The move to mitigation (from elimination and suppression) shifts protection away from the collective, population-level focus to individual measures like vaccination, mask use and self-isolation.
Despite a strongly stated commitment to equity, Māori and Pasifika have lower vaccine and booster coverage rates. They are also over-represented among COVID-19 cases and hospitalisations.
Mitigation aims to flatten the epidemic curve to protect the healthcare system from being overwhelmed. During such periods, there is potential for the most vulnerable (people who are Māori, Pasifika, low-income, living with other illnesses and disabilities) to miss out on care.
There are multiple ways of improving equity in the response. These include greater support for Māori and Pasifika health providers, further efforts to raise vaccine coverage for Māori in particular, policies to support sick workers staying at home and a national mask strategy that makes effective masks freely available.
We also need a stronger focus on protecting children’s health and well-being, including a pivot to a whānau-centred approach and efforts to reduce transmission in schools and early childhood education.
3. Improving communication, policy responsiveness and trust

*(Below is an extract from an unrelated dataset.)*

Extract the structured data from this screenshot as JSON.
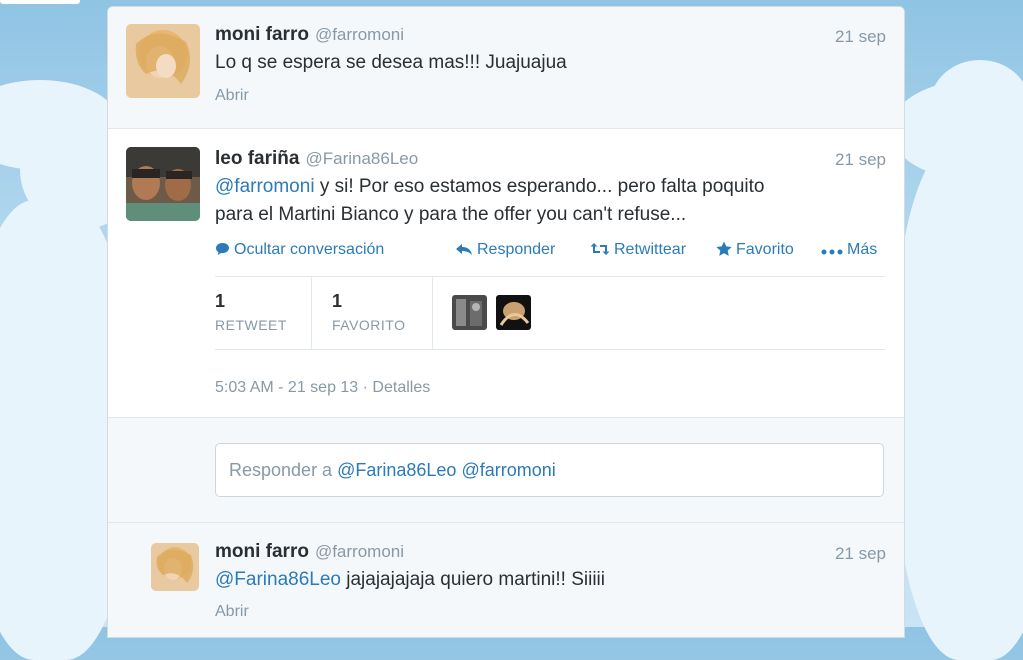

Pandemics are different from other public health emergencies because the behaviour of individuals directly affects the level of risk for the wider population. Inevitably, after two years, the response has become more contested and social cohesion has weakened. Some of this shift appears fuelled by the global pandemic of disinformation.

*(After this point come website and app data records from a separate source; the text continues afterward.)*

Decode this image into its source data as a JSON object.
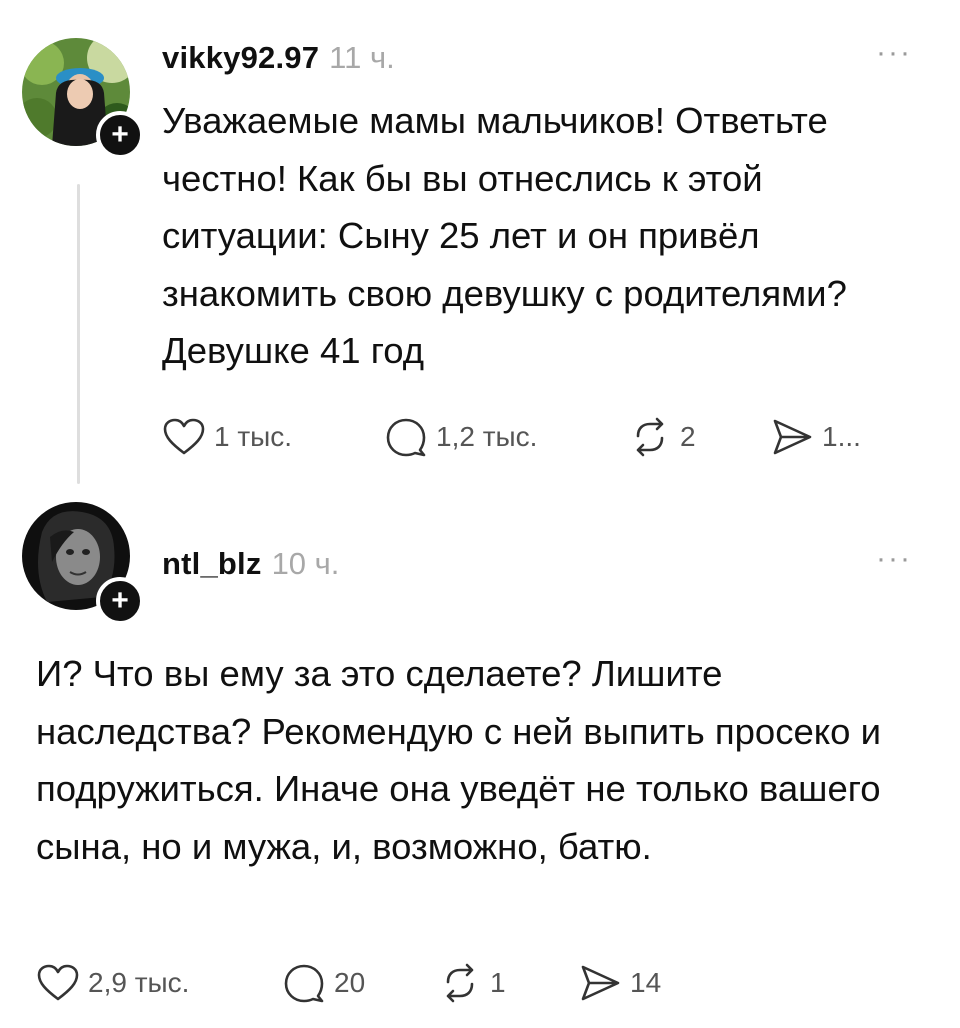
{
  "posts": [
    {
      "username": "vikky92.97",
      "time": "11 ч.",
      "text": "Уважаемые мамы мальчиков! Ответьте честно! Как бы вы отнеслись к этой ситуации: Сыну 25 лет и он привёл знакомить свою девушку с родителями? Девушке 41 год",
      "likes": "1 тыс.",
      "replies": "1,2 тыс.",
      "reposts": "2",
      "shares": "1..."
    },
    {
      "username": "ntl_blz",
      "time": "10 ч.",
      "text": "И? Что вы ему за это сделаете? Лишите наследства? Рекомендую с ней выпить просеко и подружиться. Иначе она уведёт не только вашего сына, но и мужа, и, возможно, батю.",
      "likes": "2,9 тыс.",
      "replies": "20",
      "reposts": "1",
      "shares": "14"
    }
  ],
  "follow_symbol": "+",
  "more_symbol": "···",
  "icons": {
    "like": "heart-icon",
    "reply": "comment-icon",
    "repost": "repost-icon",
    "share": "send-icon",
    "more": "more-dots-icon",
    "follow": "plus-icon"
  },
  "colors": {
    "text": "#101010",
    "muted": "#a8a8a8",
    "action": "#555555",
    "thread_line": "#dedede"
  }
}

The New Zealand government can enhance public trust by showing that the response is risk-based, for example by phasing out travel restrictions and border isolation requirements now that Omicron infection is widespread. Some mandates are needed for critical public health interventions but require continuing review to ensure they are proportionate.
Trust and social cohesion will also be improved by maximising transparency around the pandemic response, with clear statements about the rationale and level of risk, supported with evidence and local surveillance data presented in meaningful ways. We also need specific strategies to reduce misinformation and disinformation on social media.

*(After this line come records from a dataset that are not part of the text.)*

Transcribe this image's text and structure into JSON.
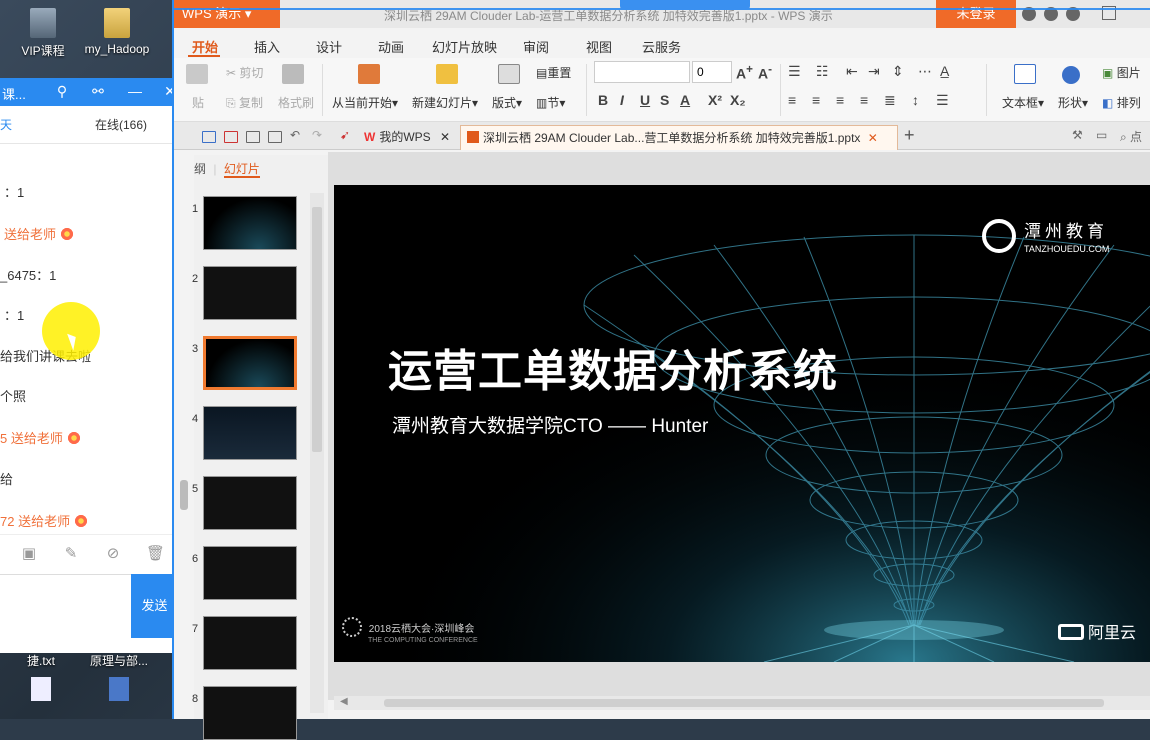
{
  "desktop": {
    "icons": [
      {
        "label": "VIP课程"
      },
      {
        "label": "my_Hadoop"
      }
    ],
    "bottom_files": [
      {
        "label": "捷.txt"
      },
      {
        "label": "原理与部..."
      }
    ]
  },
  "chat": {
    "title": "课...",
    "tabs": [
      "天",
      "在线(166)"
    ],
    "messages": [
      {
        "text": "：1",
        "type": "normal"
      },
      {
        "text": "送给老师",
        "type": "gift"
      },
      {
        "text": "_6475：1",
        "type": "normal"
      },
      {
        "text": "：1",
        "type": "normal"
      },
      {
        "text": "给我们讲课去啦",
        "type": "normal"
      },
      {
        "text": "个照",
        "type": "normal"
      },
      {
        "text": "5 送给老师",
        "type": "gift"
      },
      {
        "text": "给",
        "type": "normal"
      },
      {
        "text": "72 送给老师",
        "type": "gift"
      }
    ],
    "send_label": "发送"
  },
  "wps": {
    "app_label": "WPS 演示",
    "doc_title": "深圳云栖 29AM Clouder Lab-运营工单数据分析系统 加特效完善版1.pptx - WPS 演示",
    "login_label": "未登录",
    "menu": [
      "开始",
      "插入",
      "设计",
      "动画",
      "幻灯片放映",
      "审阅",
      "视图",
      "云服务"
    ],
    "ribbon": {
      "cut": "剪切",
      "paste": "贴",
      "copy": "复制",
      "format_painter": "格式刷",
      "from_current": "从当前开始",
      "new_slide": "新建幻灯片",
      "layout": "版式",
      "reset": "重置",
      "section": "节",
      "font_size": "0",
      "textbox": "文本框",
      "shapes": "形状",
      "picture": "图片",
      "arrange": "排列"
    },
    "tabs": {
      "mywps": "我的WPS",
      "doc": "深圳云栖 29AM Clouder Lab...营工单数据分析系统 加特效完善版1.pptx"
    },
    "pane": {
      "outline": "纲",
      "slides": "幻灯片",
      "numbers": [
        "1",
        "2",
        "3",
        "4",
        "5",
        "6",
        "7",
        "8"
      ]
    },
    "slide": {
      "title": "运营工单数据分析系统",
      "subtitle": "潭州教育大数据学院CTO  —— Hunter",
      "logo_cn": "潭州教育",
      "logo_en": "TANZHOUEDU.COM",
      "conference": "2018云栖大会·深圳峰会",
      "conference_en": "THE COMPUTING CONFERENCE",
      "partner": "阿里云"
    }
  }
}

4. Improving evidence-informed leadership and adaptability
While New Zealand’s science-informed strategic response has been generally successful, it has at times been reactive rather than proactive in rapidly adapting to changes in the pandemic. We need better mechanisms, such as the multi-party epidemic response committee of parliamentarians, and advisory processes that ensure high-level science input into the all-of-government response. This could include the formation of a COVID-19 science council/rōpu.
5. Investing in public health infrastructure
The current health sector reforms are an opportunity to establish essential infrastructure, including a Public Health Agency and Māori Health Authority.
Investment in the national immunisation register may help with reversing the recent decline in childhood immunisations. The pandemic also demonstrates that clean indoor air is as essential to health as clean drinking water.
We should learn from other countries that have also delivered effective responses. Taiwan is an example we have previously documented.
In summary, New Zealand is well placed to navigate the pandemic and the Omicron wave successfully. As we enter our third pandemic year, we can improve the effectiveness of our response by maintaining a precautionary approach in the face of uncertainty. We also need to improve equity, communication and trust, and evidence-informed leadership, as well as investing in public health infrastructure.
These improvements will provide legacy benefits that prepare us well for other public health challenges we face.
Michael Baker, Professor of Public Health, University of Otago; Amanda Kvalsvig, Senior Research Fellow, Department of Public Health, University of Otago; Matire Harwood, Associate Professor Department of General Practice and Primary Care, University of Auckland, and Nick Wilson, Professor of Public Health, University of Otago